Donald Trump jolted the political world yesterday when he endorsed foreign interference in American elections. The result is a multifaceted controversy, including an awkward dynamic for the president's party: would Republicans endorse Trump's reckless posture? Are they prepared to criticize him and risk the White House's wrath?
The answer for some GOP officials is to avoid the question altogether. If you were watching MSNBC this morning, for example, you might've caught Sen. Joni Ernst (R-Iowa) walking very quickly past reporters in a Capitol Hill hallway, ignoring their requests for comment.
Around the same time, a CNN anchor said a congressional Republican had agreed to appear on the air this morning, but he or she canceled.
To his credit, Sen. Lindsey Graham (R-S.C.) was at least willing to comment.
"I think that's wrong. That's a mistake," Graham, a frequent defender of the president, said. "I've been consistent on this. If a public official is approached by a foreign government offering anything of value ... the right answer is 'no.'"
Graham added that he is willing to look at legislation to more clearly define what is illegal, and that "you accept assistance from a foreign government at your own peril."
"The answer is 'no.' It's got to be 'no,'" Graham told reporters during a separate interview.
So far, so good. But the South Carolinian, who's up for re-election next year, went on to say this morning, "I'm hoping some of my Democratic colleagues will take more seriously the fact that Christopher Steele was a foreign agent paid for by the Democratic Party."
Graham echoed this in a written statement, denouncing "foreign influence in American elections," before condemning Democrats for "hiring a foreign national" to "dig up dirt" on the Republican nominee.
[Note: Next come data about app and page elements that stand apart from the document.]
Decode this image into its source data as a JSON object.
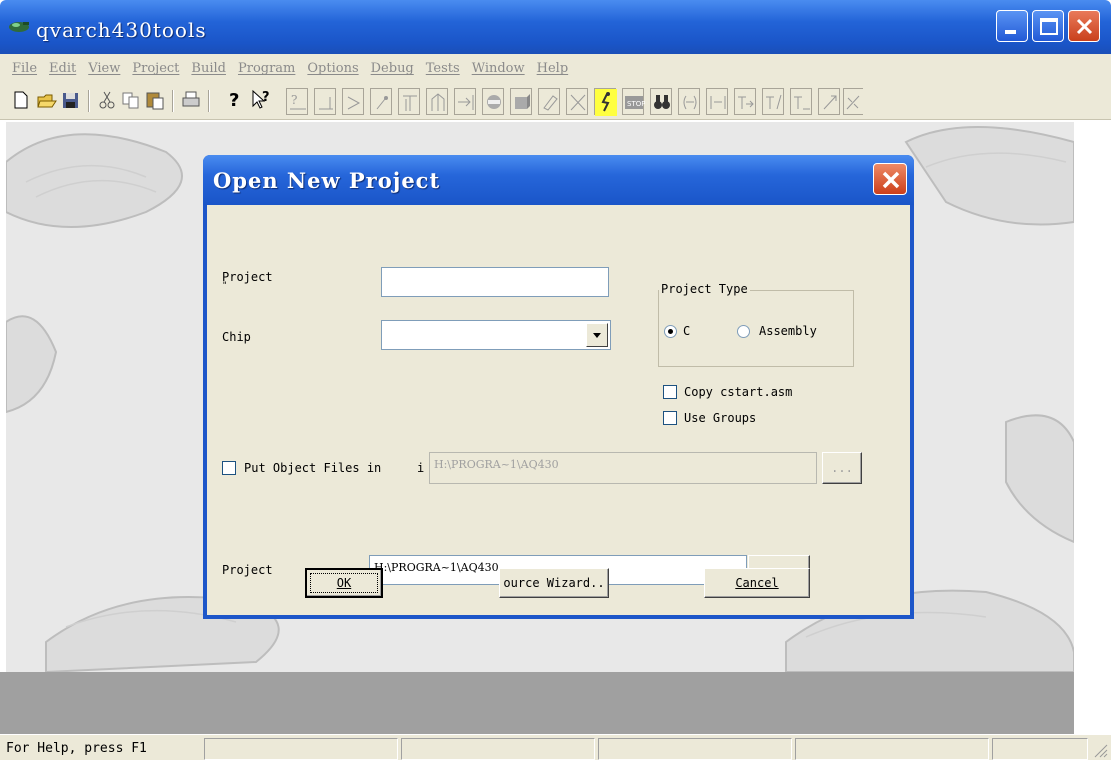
{
  "app": {
    "title": "qvarch430tools",
    "menu": [
      "File",
      "Edit",
      "View",
      "Project",
      "Build",
      "Program",
      "Options",
      "Debug",
      "Tests",
      "Window",
      "Help"
    ],
    "status_text": "For Help, press F1"
  },
  "dialog": {
    "title": "Open New Project",
    "project_name_label": "Project",
    "project_name_value": "",
    "chip_label": "Chip",
    "chip_value": "",
    "project_type_label": "Project Type",
    "radio_c_label": "C",
    "radio_assembly_label": "Assembly",
    "radio_selected": "C",
    "copy_cstart_label": "Copy cstart.asm",
    "copy_cstart_checked": false,
    "use_groups_label": "Use Groups",
    "use_groups_checked": false,
    "put_object_label": "Put Object Files in ",
    "put_object_checked": false,
    "object_dir_value": "H:\\PROGRA~1\\AQ430",
    "browse_object_label": "...",
    "project_dir_label": "Project",
    "project_dir_value": "H:\\PROGRA~1\\AQ430",
    "browse_project_label": "...",
    "ok_label": "OK",
    "wizard_label": "ource Wizard..",
    "cancel_label": "Cancel"
  }
}
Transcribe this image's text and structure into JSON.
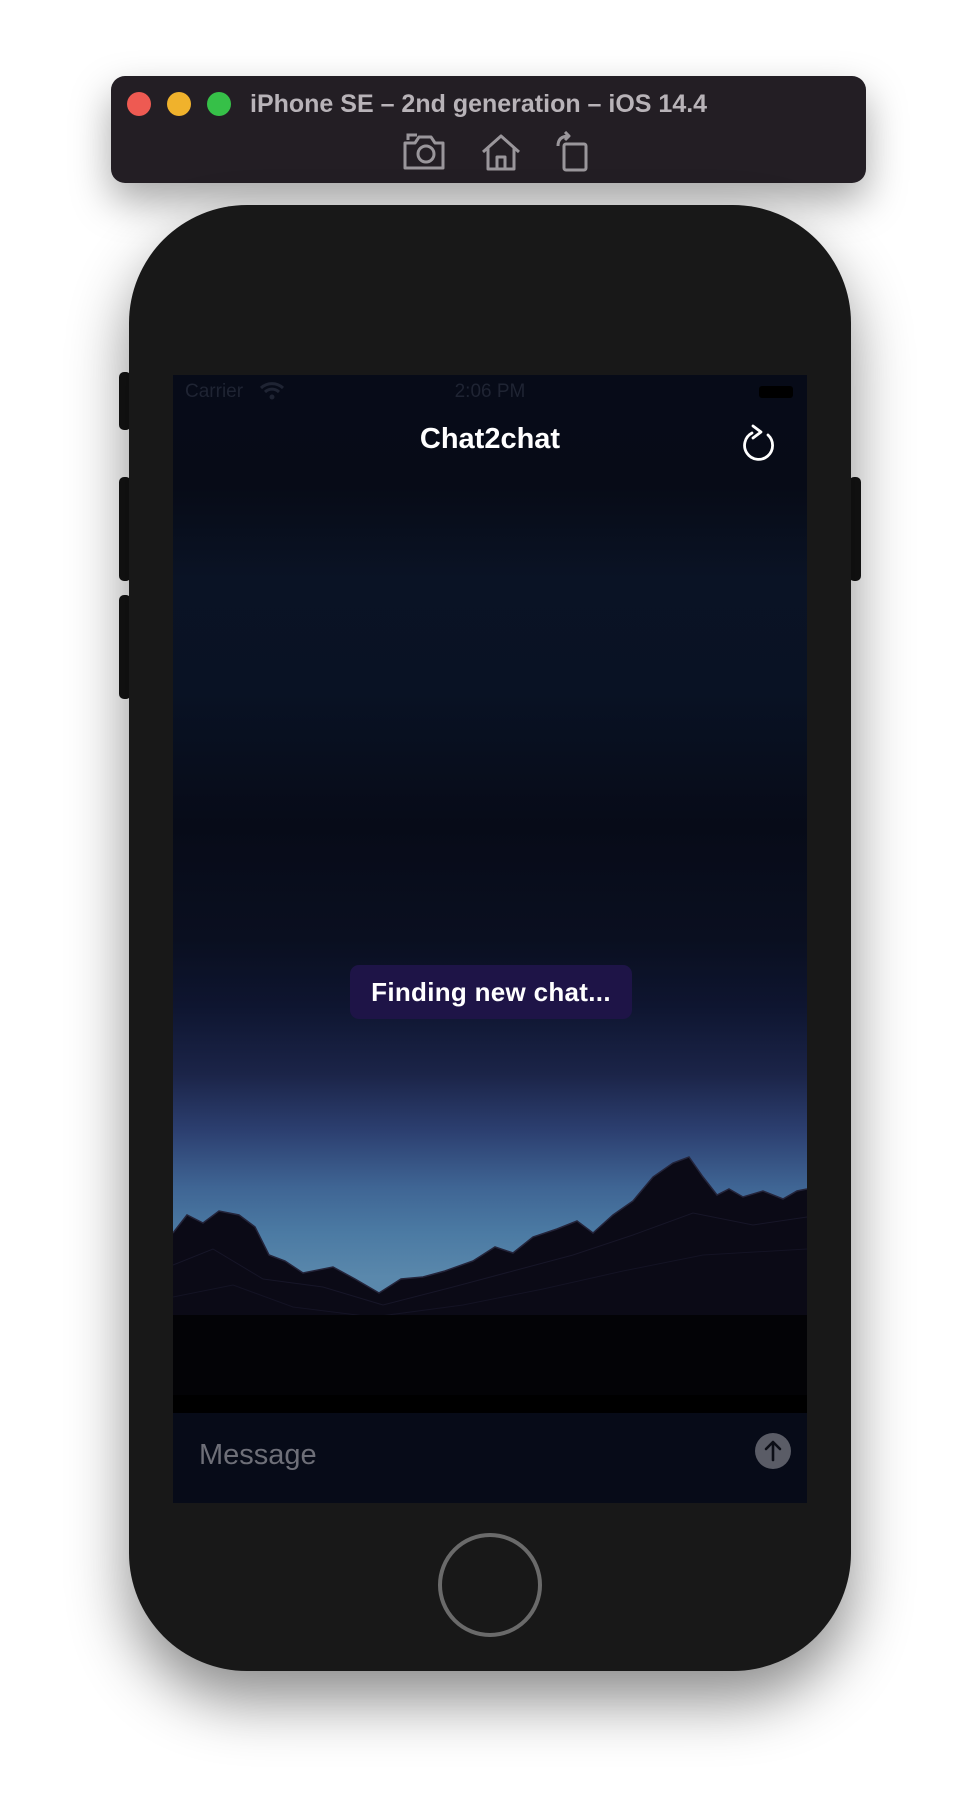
{
  "simulator": {
    "title": "iPhone SE – 2nd generation – iOS 14.4",
    "toolbar": [
      {
        "icon": "screenshot-icon"
      },
      {
        "icon": "home-icon"
      },
      {
        "icon": "rotate-icon"
      }
    ]
  },
  "status_bar": {
    "carrier": "Carrier",
    "time": "2:06 PM"
  },
  "nav": {
    "title": "Chat2chat",
    "refresh_icon": "refresh-icon"
  },
  "toast": {
    "text": "Finding new chat..."
  },
  "composer": {
    "placeholder": "Message",
    "send_icon": "arrow-up-icon"
  },
  "colors": {
    "nav_title": "#ffffff",
    "toast_background": "#1e1447",
    "send_button": "#5a5c66"
  }
}
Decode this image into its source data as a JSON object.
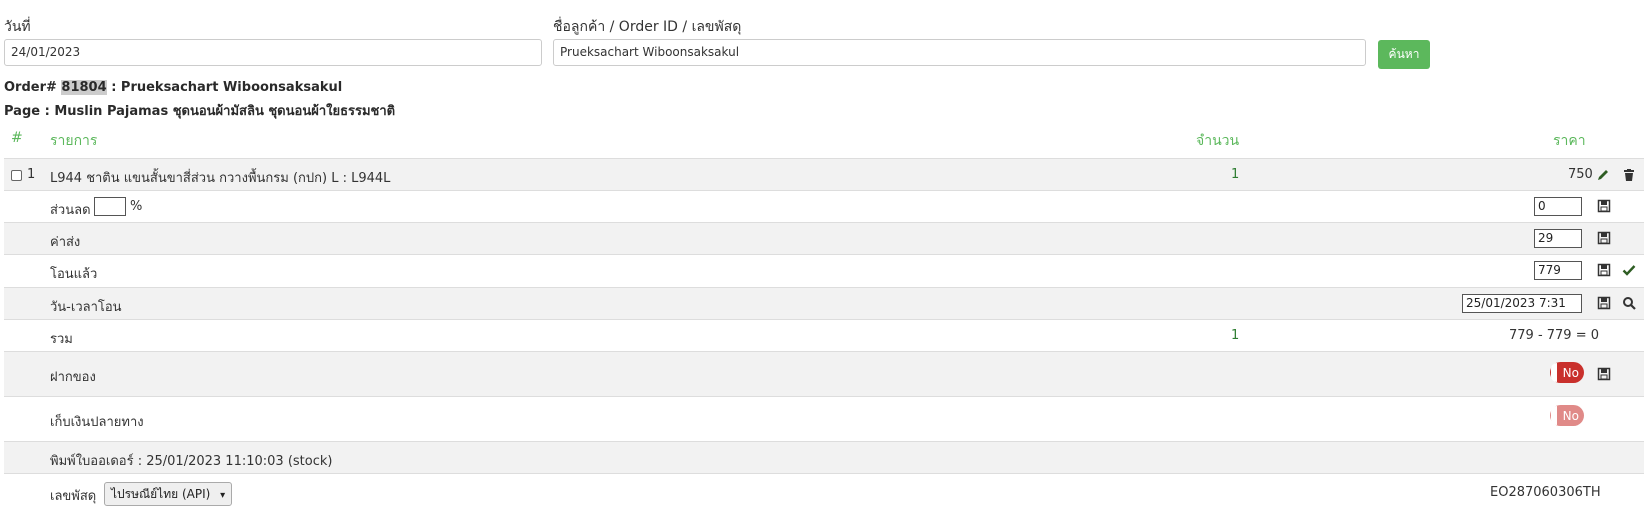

Sen. John Cornyn (R-Texas), who's also running next year, took a similar tack: the senator conceded that accepting foreign interference is "dangerous," before immediately pivoting to a complaint about the Clinton campaign and "a British spy's dossier."